Melissa and her family have proudly been producing grass-fed beef in Shelbyville, Kentucky since 2011. They produce high-quality products by focusing on sustainably managing their grass, forage, and cattle.
In April 2019, Melissa opened her Local Line account to offer an online ordering option for their customers. She liked that the platform was fully built out and that no extra time or development was needed. All she had to do was fill in their information, upload customers and products, and embed their new store into their website!
“Local Line does all the little things that I just like physically, mentally, emotionally do not have the time to do. When you have all of these orders coming in at one time, the platform automatically ticks down inventory and stops it when those rib eyes are sold or stops when that ground beef is sold. That is one less thing that I have to worry about.”
At the time, Melissa used Local Line as a secondary sales channel and focused predominantly on selling at the farmers’ markets and on-farm. When COVID-19 came crashing through, online sales started to skyrocket.
From March to July 2020, their sales increased more than $20,000!
Now, a year post-COVID-19, we caught up with Melissa to see how her journey with Local Line and selling online has evolved.
Reflecting back on the past year, Melissa is happy that she was able to quickly pivot her business online when COVID hit their state.
“I’ve been spending a lot of time reflecting back to a year ago what was happening. It was just insane. All of these orders for beef started rolling in because the grocery stores were bare. It was really cool because in a way all of these people that had never had local beef before were suddenly getting the opportunity to experience local beef, but it was incredibly overwhelming”.
Luckily, they were already set up with Local Line to start taking on incoming orders!
The biggest change in their business process a year later is that their Local Line store is now the first place Melissa sends customers.
“Immediately when someone asks me how do I order your beef? I’ll say go to our website, click on this button and order. That’s where I send people first. Whereas in the past, I would accept orders from every channel: phone, text message, email, etc.”
Moving forward, she’s looking to encourage customers for farm pick up and decrease their time spent at the farmers’ market. Having an online store allows them to do so.
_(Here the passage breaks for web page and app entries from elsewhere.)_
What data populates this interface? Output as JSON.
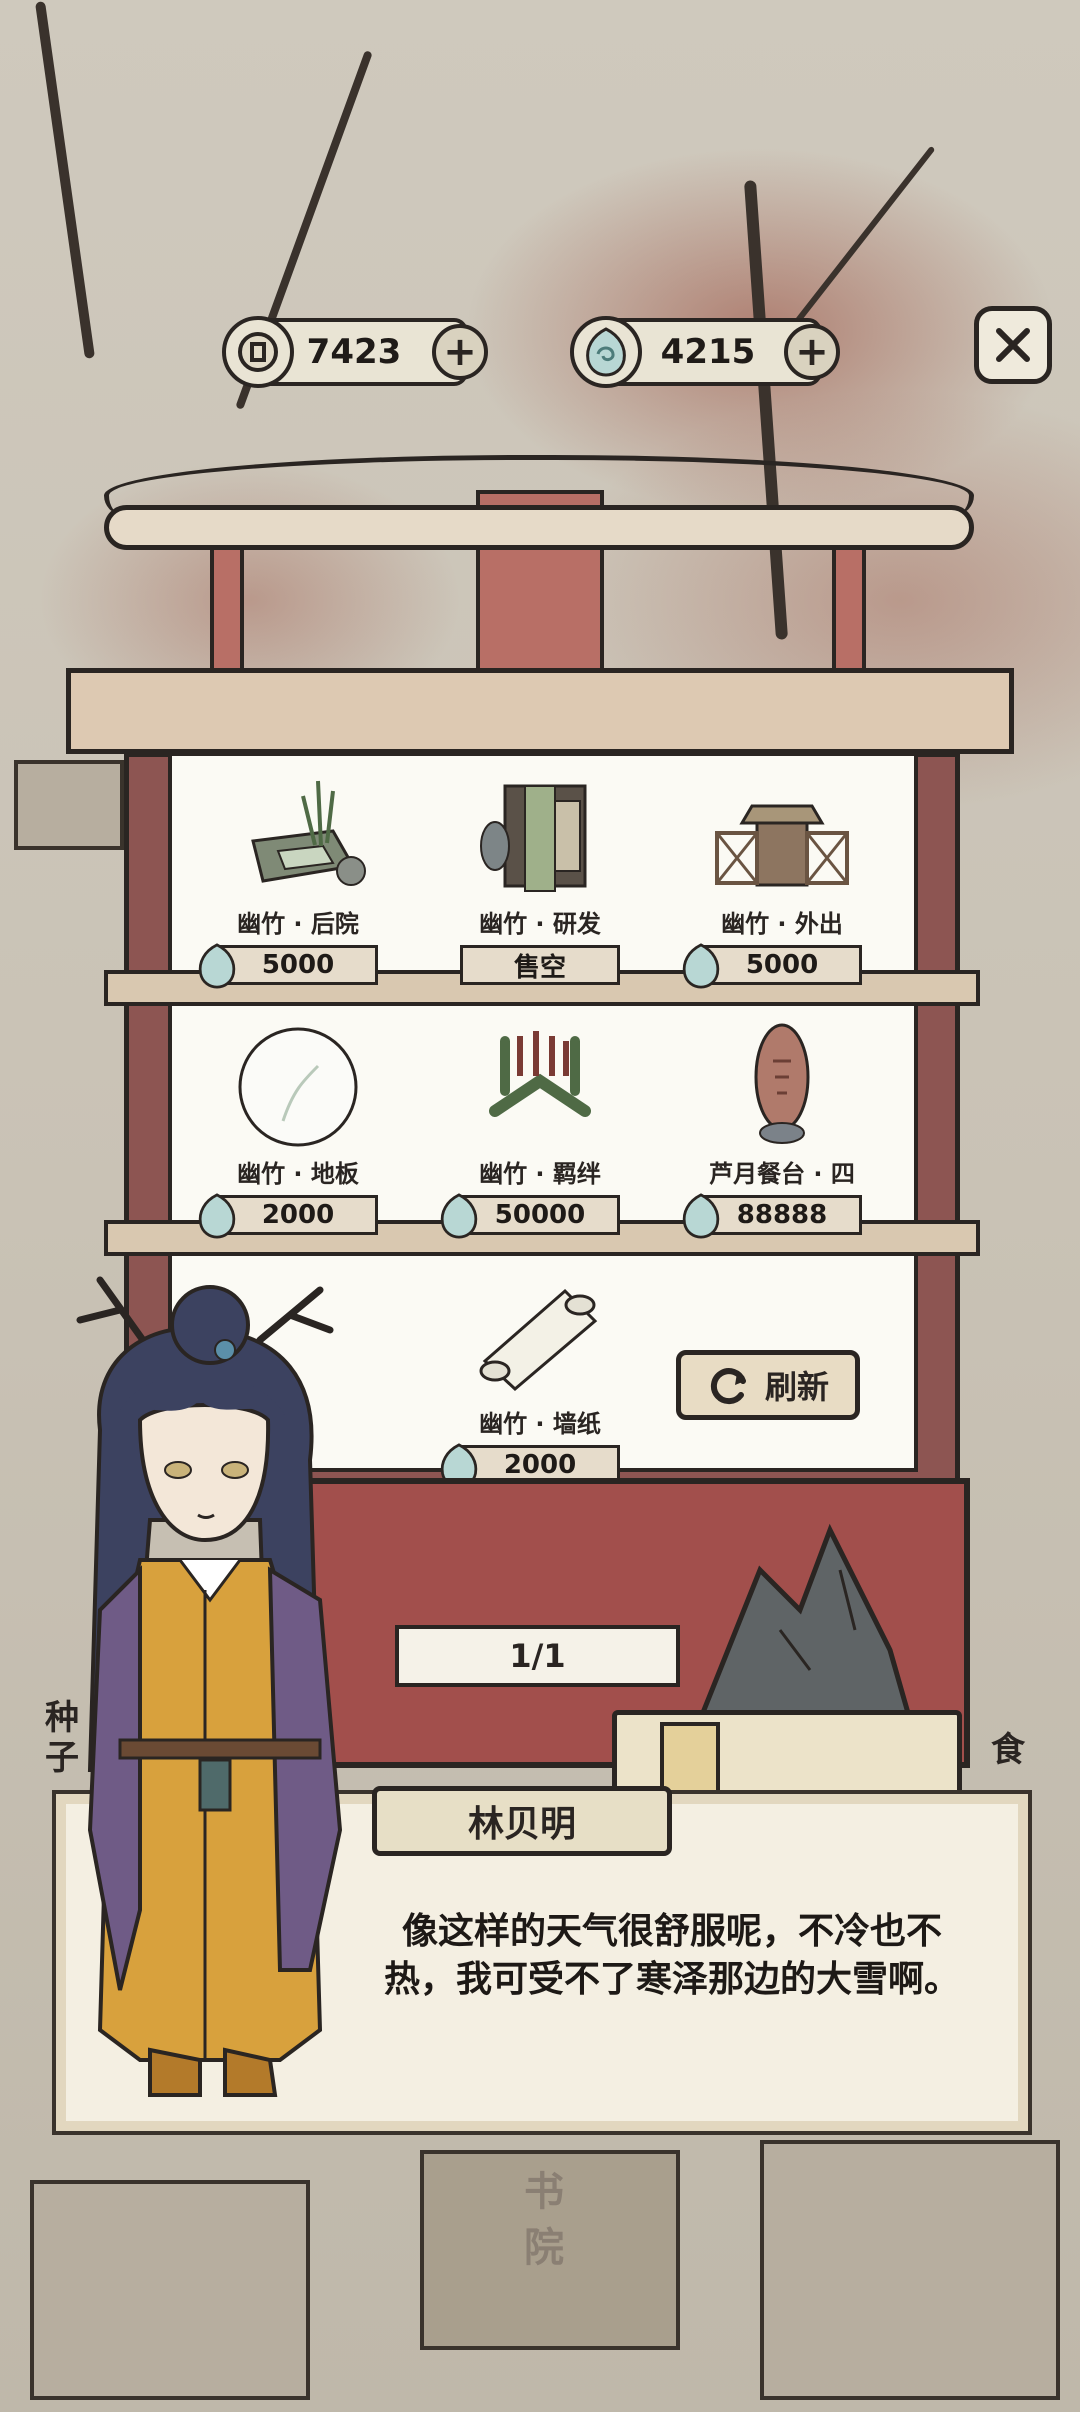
{
  "currencies": [
    {
      "name": "coin",
      "value": "7423"
    },
    {
      "name": "jade",
      "value": "4215"
    }
  ],
  "shop": {
    "items": [
      {
        "name": "幽竹 · 后院",
        "price": "5000"
      },
      {
        "name": "幽竹 · 研发",
        "price": "售空"
      },
      {
        "name": "幽竹 · 外出",
        "price": "5000"
      },
      {
        "name": "幽竹 · 地板",
        "price": "2000"
      },
      {
        "name": "幽竹 · 羁绊",
        "price": "50000"
      },
      {
        "name": "芦月餐台 · 四",
        "price": "88888"
      },
      {
        "name": "幽竹 · 墙纸",
        "price": "2000"
      }
    ],
    "refresh_label": "刷新",
    "page": "1/1"
  },
  "dialog": {
    "speaker": "林贝明",
    "text": "像这样的天气很舒服呢，不冷也不热，我可受不了寒泽那边的大雪啊。"
  },
  "side_labels": {
    "left": "种子",
    "right": "食"
  },
  "background_signs": {
    "academy": "书院"
  },
  "colors": {
    "frame_red": "#8d5552",
    "panel_red": "#a24f4c",
    "ink": "#2a2522",
    "paper": "#fbfaf4"
  }
}
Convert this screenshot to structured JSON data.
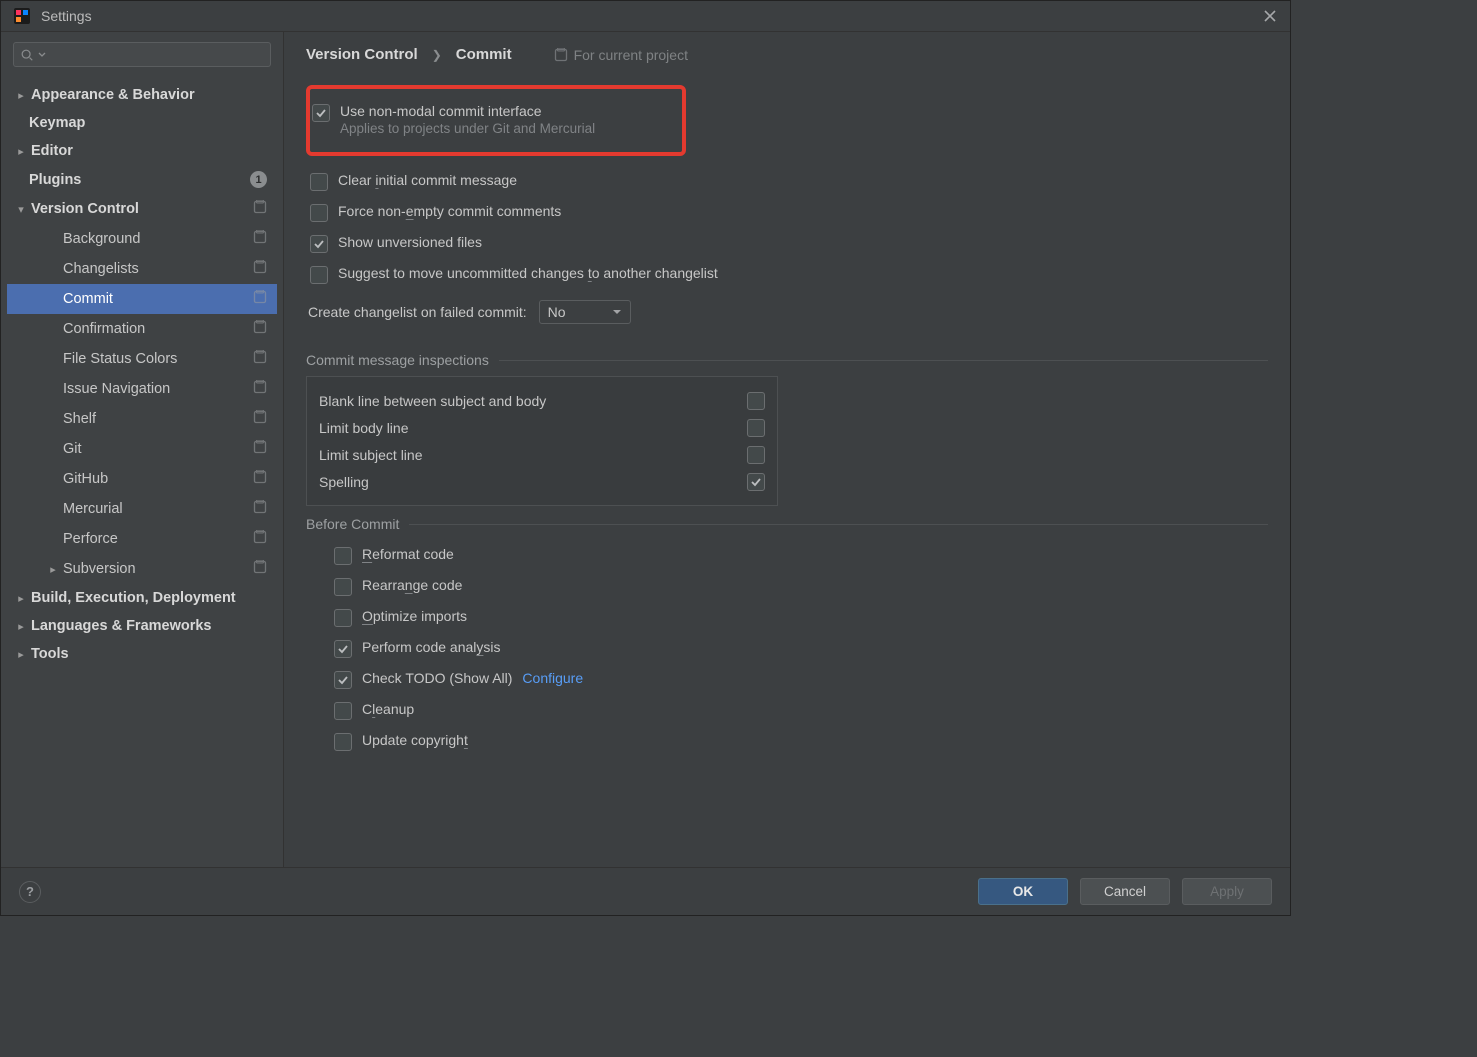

To learn more about Melissa’s journey moving their beef business online and hear some great tips for connecting with customers and setting up your storefront, check out the full interview here.